Medea: Force Of Nature
By Laura Moreno
Medea was not your typical Grecian woman. She possessed aspirations that allowed her to dream beyond what was expected of her. A woman with the stature, outspokenness, and abilities that Medea possessed was bound to have difficulty adhering to the social norms of Ancient Greece. It is impossible to explore Euripides’ Medea without expanding our modern lens to encompass what daily life was like under the patriarchal rule of Ancient Greece.
Women of Ancient Greece had very few rights in comparison to the male citizens. They were unable to vote, own land, or inherit. They had no legal personhood and were assumed to be part of the oikos (household) which was led by its male master. And instead of being treated as a permanent member of the oikos to which they were born, they were seen as liabilities because they depleted the household's resources. They were merely transitory members of their father’s home, anticipating the wedding day, exchange of the dowry and completion of the marriage contract in an effort to restore his household.
A woman’s place was in the home and her purpose in life was the rearing of children. Young girls grew up in the care of a nurse and spent most of their time in the gynaikon (the women’s quarters of the household). Growing up, a girl would receive training that prepared her for her future station as a wife and mother. Her domestic duties consisted of helping to care for her younger siblings, preparing her to care for her own future child(ren). She might have also been taught how to read and write, but only enough to enable her to manage the household of her future husband.
Young women had a little more mobility and were able to travel to the local fountain house as a way to socialize with other women. They could attend speeches and participate in religious festivals, but if they were outside of their home they were expected to be inconspicuous and have their heads and faces covered. Contact and conversing with non-familial men was highly discouraged.
A woman’s only value to society was her ability to give birth, preferably to boys. Women were secluded, subjugated, and muted. These, of course, are general descriptions. Considering the role of women in Ancient Greece, these accounts are most likely from a male author’s perspective since very few written documents by women exist today and focus primarily on life in Athens. Other options for women at this time were slave, priestess and prostitute; their life expectancy was between 35 and 40 years old.
It’s undeniable that Medea and Jason’s relationship was a love match and with that would have come certain freedoms within their household, allowing her to exist as her authentic self.
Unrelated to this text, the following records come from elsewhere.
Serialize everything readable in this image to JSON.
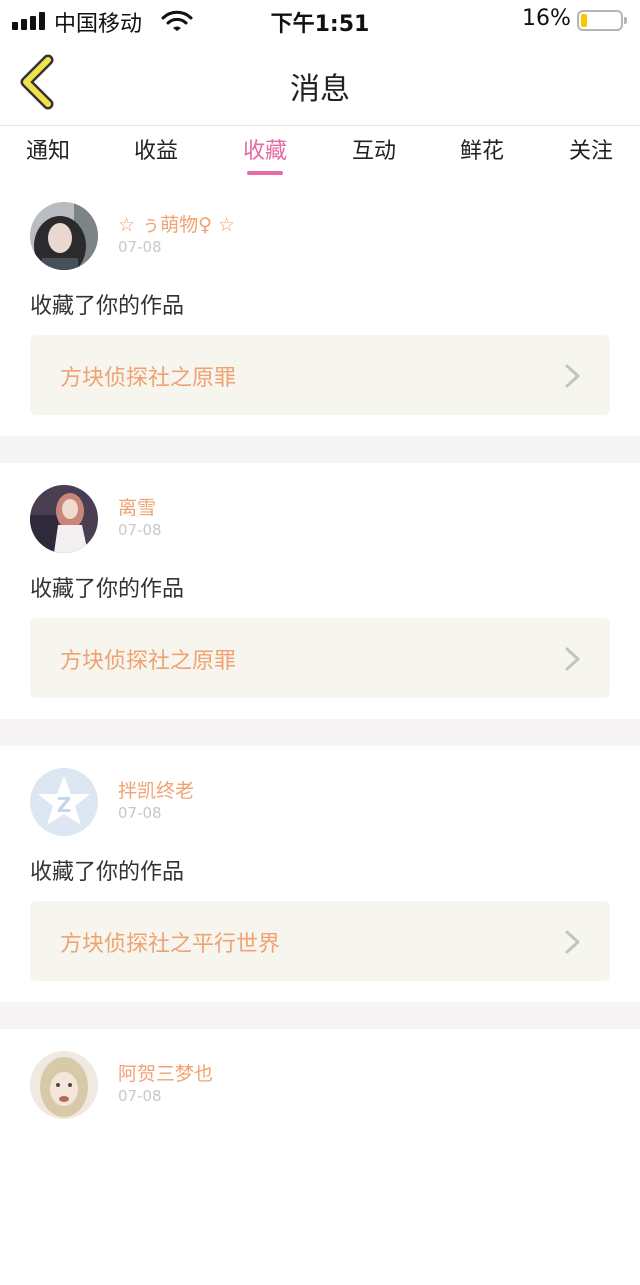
{
  "status_bar": {
    "carrier": "中国移动",
    "time": "下午1:51",
    "battery": "16%",
    "battery_level": 0.16
  },
  "header": {
    "title": "消息"
  },
  "tabs": [
    {
      "label": "通知",
      "active": false
    },
    {
      "label": "收益",
      "active": false
    },
    {
      "label": "收藏",
      "active": true
    },
    {
      "label": "互动",
      "active": false
    },
    {
      "label": "鲜花",
      "active": false
    },
    {
      "label": "关注",
      "active": false
    }
  ],
  "colors": {
    "accent": "#e66aa3",
    "username": "#f0a272",
    "card_bg": "#f7f6ee",
    "back_arrow": "#f2e14a"
  },
  "feed": [
    {
      "username": "☆ ぅ萌物♀ ☆",
      "date": "07-08",
      "action": "收藏了你的作品",
      "work": "方块侦探社之原罪",
      "avatar": "photo-avatar-dark-hair"
    },
    {
      "username": "离雪",
      "date": "07-08",
      "action": "收藏了你的作品",
      "work": "方块侦探社之原罪",
      "avatar": "photo-avatar-pink-hair"
    },
    {
      "username": "拌凯终老",
      "date": "07-08",
      "action": "收藏了你的作品",
      "work": "方块侦探社之平行世界",
      "avatar": "default-star-avatar"
    },
    {
      "username": "阿贺三梦也",
      "date": "07-08",
      "action": "",
      "work": "",
      "avatar": "photo-avatar-blonde-doll"
    }
  ]
}
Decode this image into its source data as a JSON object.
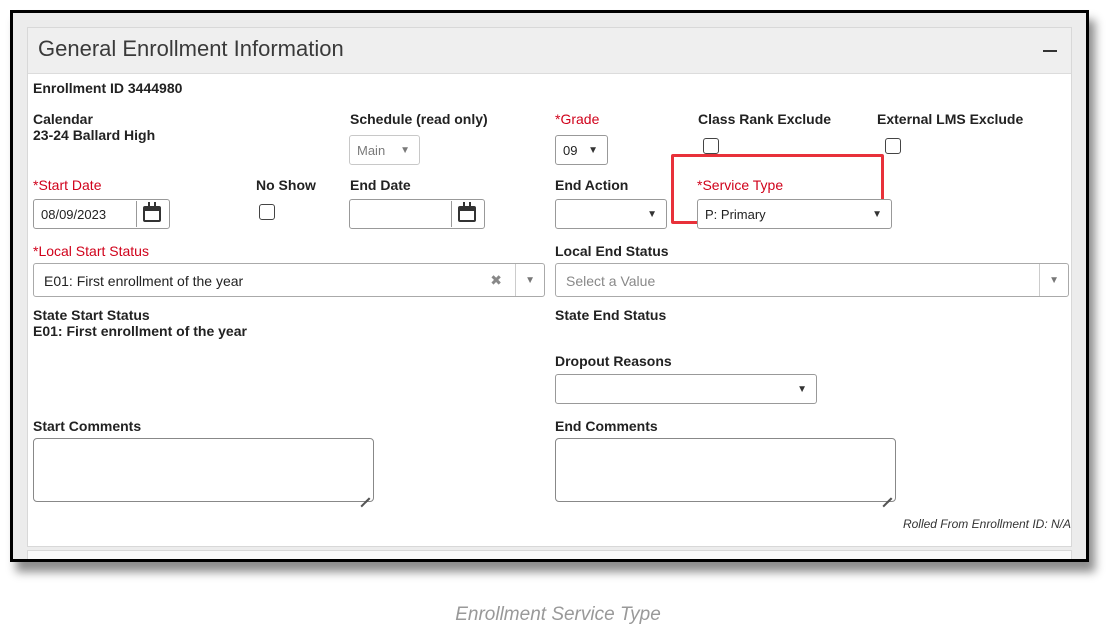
{
  "panel": {
    "title": "General Enrollment Information"
  },
  "enrollment_id": "Enrollment ID 3444980",
  "calendar": {
    "label": "Calendar",
    "value": "23-24 Ballard High"
  },
  "schedule": {
    "label": "Schedule (read only)",
    "value": "Main"
  },
  "grade": {
    "label": "*Grade",
    "value": "09"
  },
  "class_rank_exclude": {
    "label": "Class Rank Exclude",
    "checked": false
  },
  "external_lms_exclude": {
    "label": "External LMS Exclude",
    "checked": false
  },
  "start_date": {
    "label": "*Start Date",
    "value": "08/09/2023"
  },
  "no_show": {
    "label": "No Show",
    "checked": false
  },
  "end_date": {
    "label": "End Date",
    "value": ""
  },
  "end_action": {
    "label": "End Action",
    "value": ""
  },
  "service_type": {
    "label": "*Service Type",
    "value": "P: Primary"
  },
  "local_start_status": {
    "label": "*Local Start Status",
    "value": "E01: First enrollment of the year"
  },
  "local_end_status": {
    "label": "Local End Status",
    "placeholder": "Select a Value"
  },
  "state_start_status": {
    "label": "State Start Status",
    "value": "E01: First enrollment of the year"
  },
  "state_end_status": {
    "label": "State End Status"
  },
  "dropout_reasons": {
    "label": "Dropout Reasons",
    "value": ""
  },
  "start_comments": {
    "label": "Start Comments"
  },
  "end_comments": {
    "label": "End Comments"
  },
  "rolled_from": "Rolled From Enrollment ID: N/A",
  "caption": "Enrollment Service Type",
  "glyphs": {
    "arrow": "▼",
    "clear": "✖"
  },
  "colors": {
    "required": "#d0021b",
    "highlight": "#e8313a"
  },
  "icons": [
    "minus-icon",
    "calendar-icon",
    "chevron-down-icon",
    "clear-icon",
    "resize-grip-icon"
  ]
}
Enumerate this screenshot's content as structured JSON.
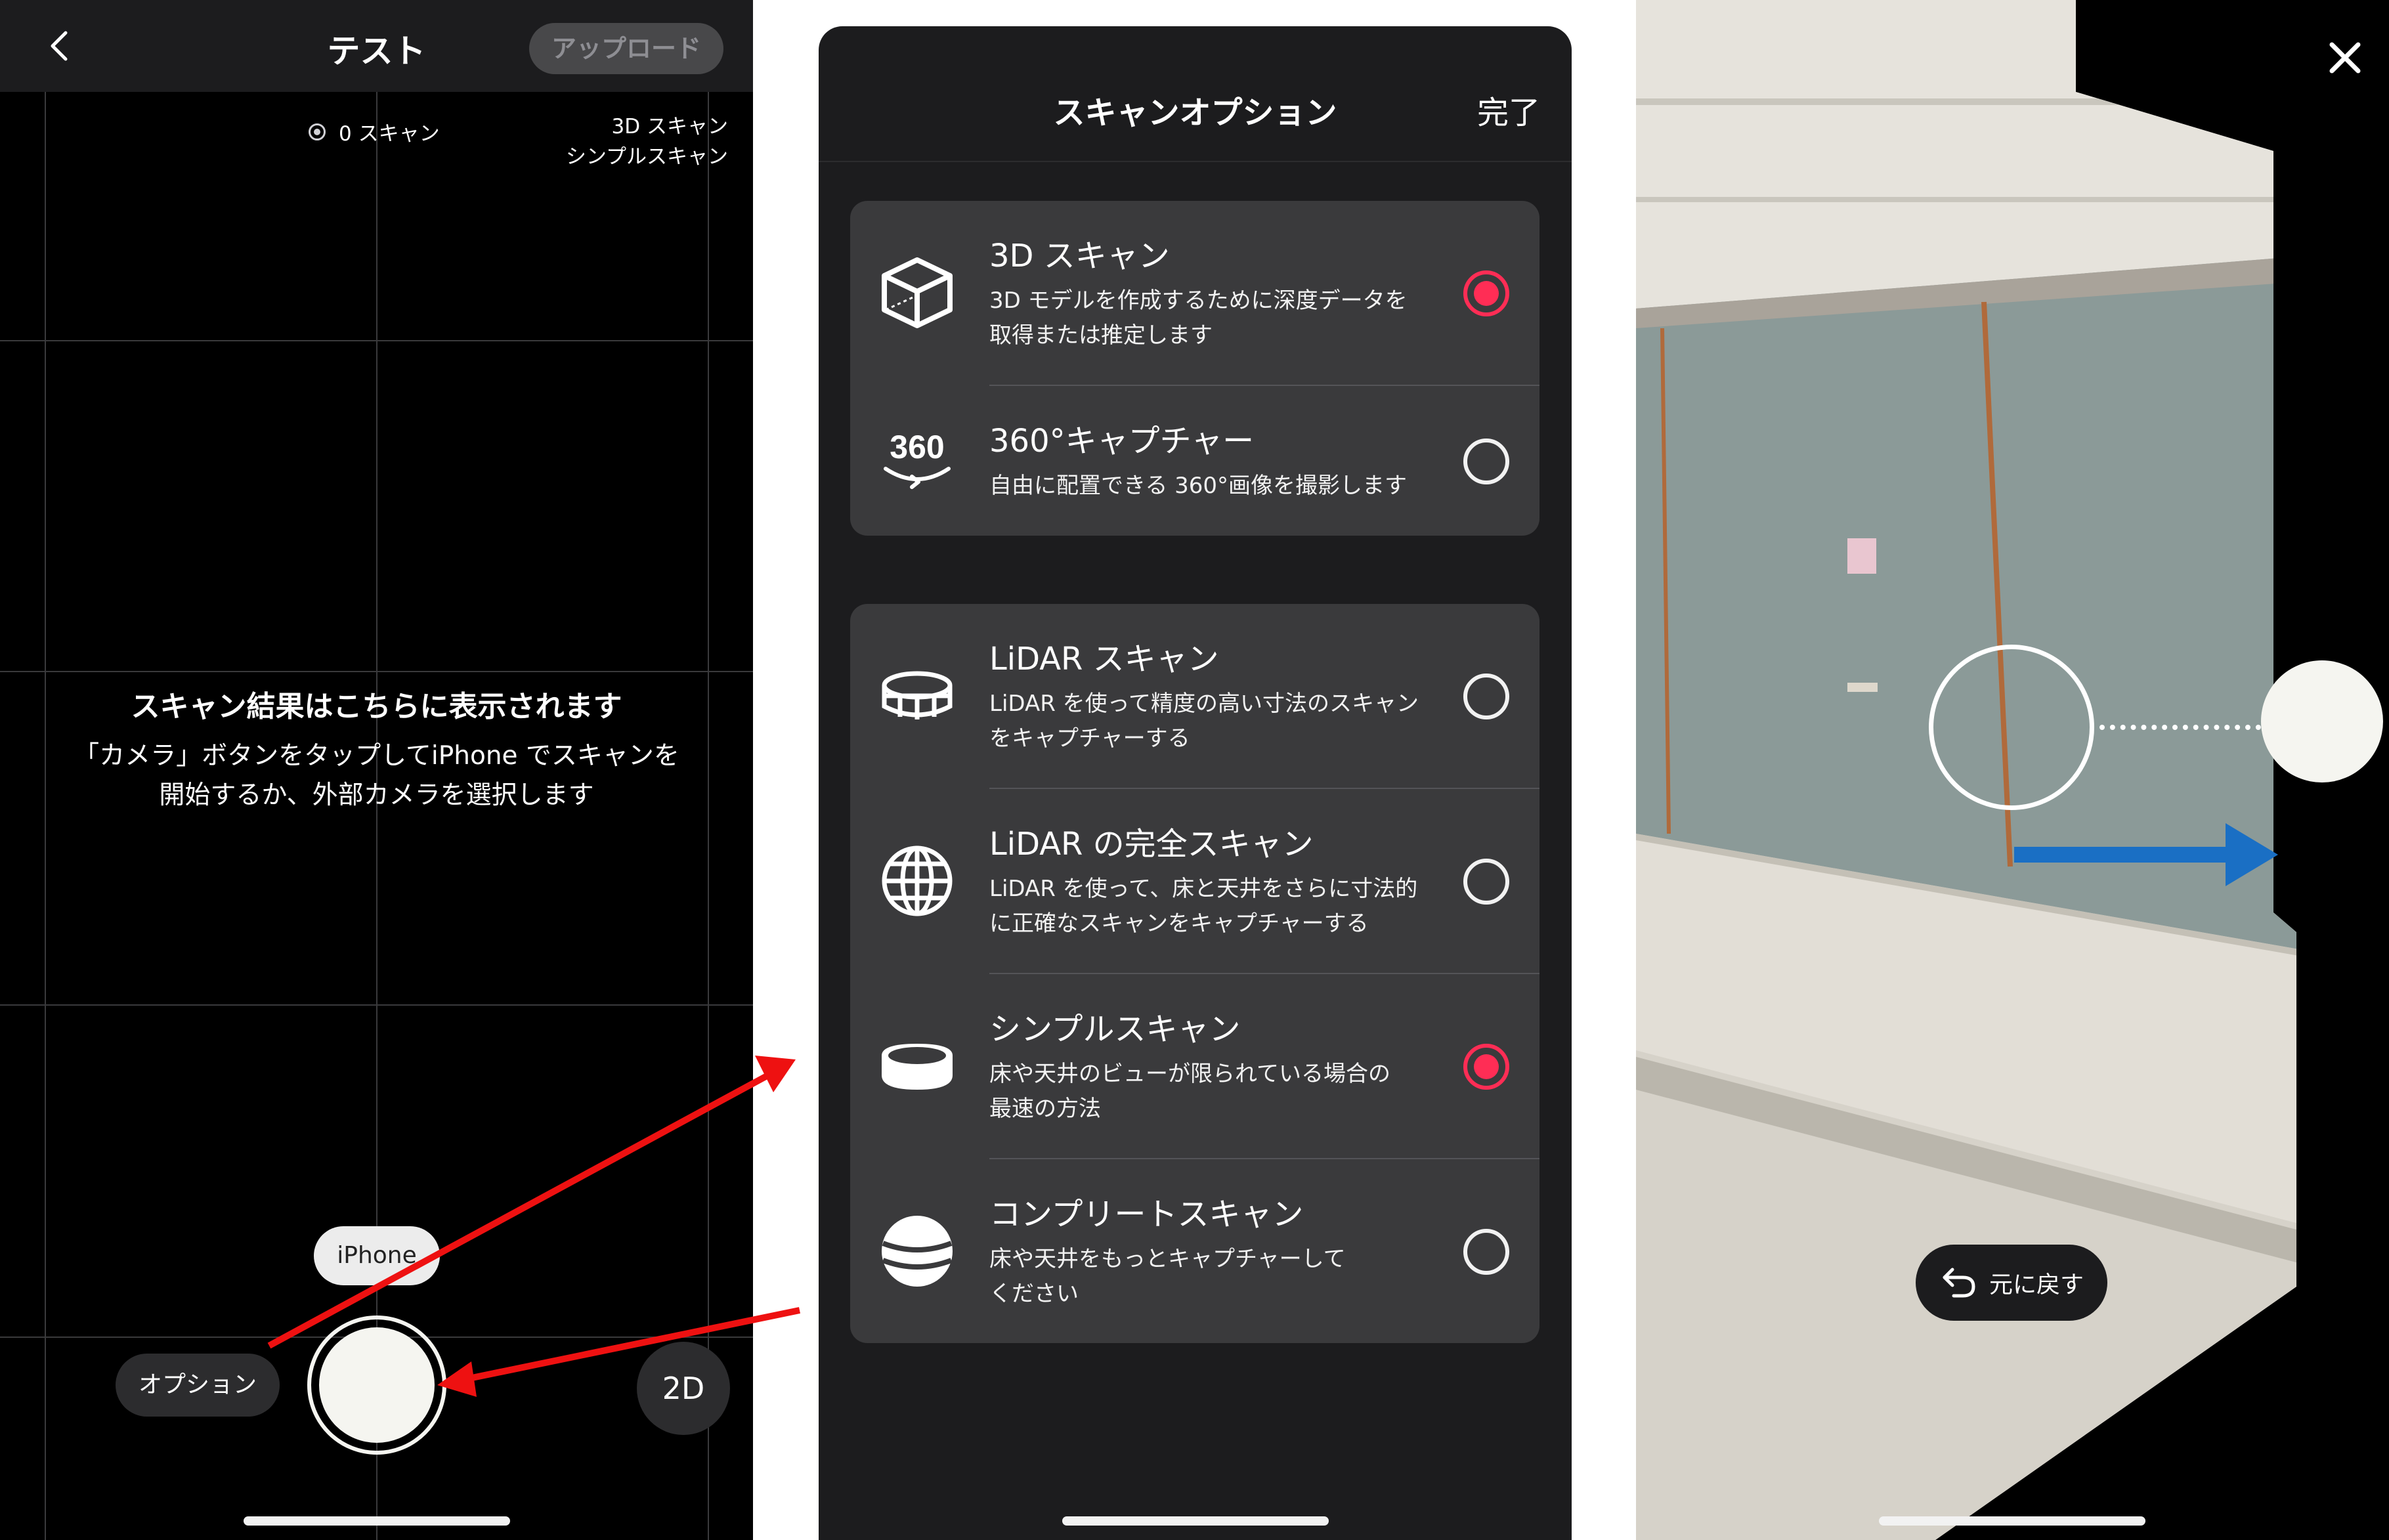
{
  "camera_screen": {
    "back_label": "<",
    "title": "テスト",
    "upload_label": "アップロード",
    "scan_count": "0 スキャン",
    "scan_modes": [
      "3D スキャン",
      "シンプルスキャン"
    ],
    "empty_title": "スキャン結果はこちらに表示されます",
    "empty_desc_line1": "「カメラ」ボタンをタップしてiPhone でスキャンを",
    "empty_desc_line2": "開始するか、外部カメラを選択します",
    "camera_source": "iPhone",
    "option_label": "オプション",
    "mode_2d_label": "2D"
  },
  "scan_options": {
    "title": "スキャンオプション",
    "done_label": "完了",
    "capture_types": [
      {
        "icon": "cube-icon",
        "title": "3D スキャン",
        "desc_line1": "3D モデルを作成するために深度データを",
        "desc_line2": "取得または推定します",
        "selected": true
      },
      {
        "icon": "360-capture-icon",
        "title": "360°キャプチャー",
        "desc_line1": "自由に配置できる 360°画像を撮影します",
        "desc_line2": "",
        "selected": false
      }
    ],
    "scan_modes": [
      {
        "icon": "lidar-scan-icon",
        "title": "LiDAR スキャン",
        "desc_line1": "LiDAR を使って精度の高い寸法のスキャン",
        "desc_line2": "をキャプチャーする",
        "selected": false
      },
      {
        "icon": "globe-icon",
        "title": "LiDAR の完全スキャン",
        "desc_line1": "LiDAR を使って、床と天井をさらに寸法的",
        "desc_line2": "に正確なスキャンをキャプチャーする",
        "selected": false
      },
      {
        "icon": "simple-scan-icon",
        "title": "シンプルスキャン",
        "desc_line1": "床や天井のビューが限られている場合の",
        "desc_line2": "最速の方法",
        "selected": true
      },
      {
        "icon": "complete-scan-icon",
        "title": "コンプリートスキャン",
        "desc_line1": "床や天井をもっとキャプチャーして",
        "desc_line2": "ください",
        "selected": false
      }
    ],
    "selected_color": "#ff2d55"
  },
  "capture_screen": {
    "close_label": "×",
    "undo_label": "元に戻す",
    "arrow_color": "#1a6fc4"
  },
  "annotation_color": "#ee1111"
}
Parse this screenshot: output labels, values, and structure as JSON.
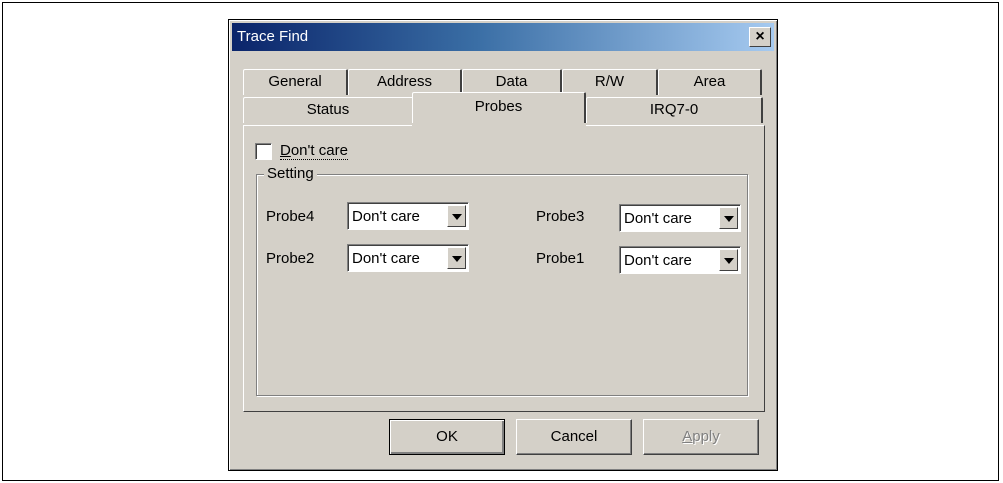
{
  "window": {
    "title": "Trace Find",
    "close_glyph": "×"
  },
  "tabs_row1": [
    "General",
    "Address",
    "Data",
    "R/W",
    "Area"
  ],
  "tabs_row2": [
    "Status",
    "Probes",
    "IRQ7-0"
  ],
  "active_tab": "Probes",
  "dont_care_checkbox": {
    "label_first": "D",
    "label_rest": "on't care",
    "checked": false
  },
  "setting_group": {
    "label": "Setting",
    "probe4": {
      "label": "Probe4",
      "value": "Don't care"
    },
    "probe3": {
      "label": "Probe3",
      "value": "Don't care"
    },
    "probe2": {
      "label": "Probe2",
      "value": "Don't care"
    },
    "probe1": {
      "label": "Probe1",
      "value": "Don't care"
    }
  },
  "buttons": {
    "ok": "OK",
    "cancel": "Cancel",
    "apply_first": "A",
    "apply_rest": "pply"
  }
}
She not only aided Jason in his quest for the Golden Fleece but killed her brother, allowing them to flee Colchis, and later she tricked King Pelias’ daughter to kill him after he denied Jason the throne following his Golden Fleece victory. She also gave Jason not one but two sons. She did all that was expected of her. She proved herself both loyal and exceptional but it still wasn’t enough and she was discarded. She was intelligent and skilled, both considered masculine traits. She was cunning, easily able to manipulate the men in her life, and this was one of the main reasons Creon and Jason did not trust her to stay in Corinth. Her past manipulations, even if they were for the man she loved, made it difficult for anyone to feel sympathy for her, alienated by her capabilities. And when Aegeus agreed to aid her it was not for her company but instead transactional with her promise to bear him an heir, securing her place as a commodity. But even with all this working against her, Medea showed a strong maternal love and connection to her children. She truly believes she is meant to be a dutiful mother and wife but that goes against her very core. She is unable to accept Athenian societal norms and the betrayal by the man she loved. A woman of her strength and wisdom is left with no choice.
The contrast between men and women depicted by Euripides illustrates how Medea does not fit into the mold of a normal Grecian woman. Euripides also illustrates how the men in her life continue to box her in and strip her of her freedoms, rendering her powerless. She’s described as a wild animal by some. How would one react when backed into a corner? How do you survive when your air supply is being cut off? Love allowed Medea to escape her father and live outside of societal expectations. Love was the only thing that could release the women of Greece from the patriarchal restraints bestowed upon them at birth. So what happens when love is lost or, in Medea’s case, stripped away suddenly? What is left for her?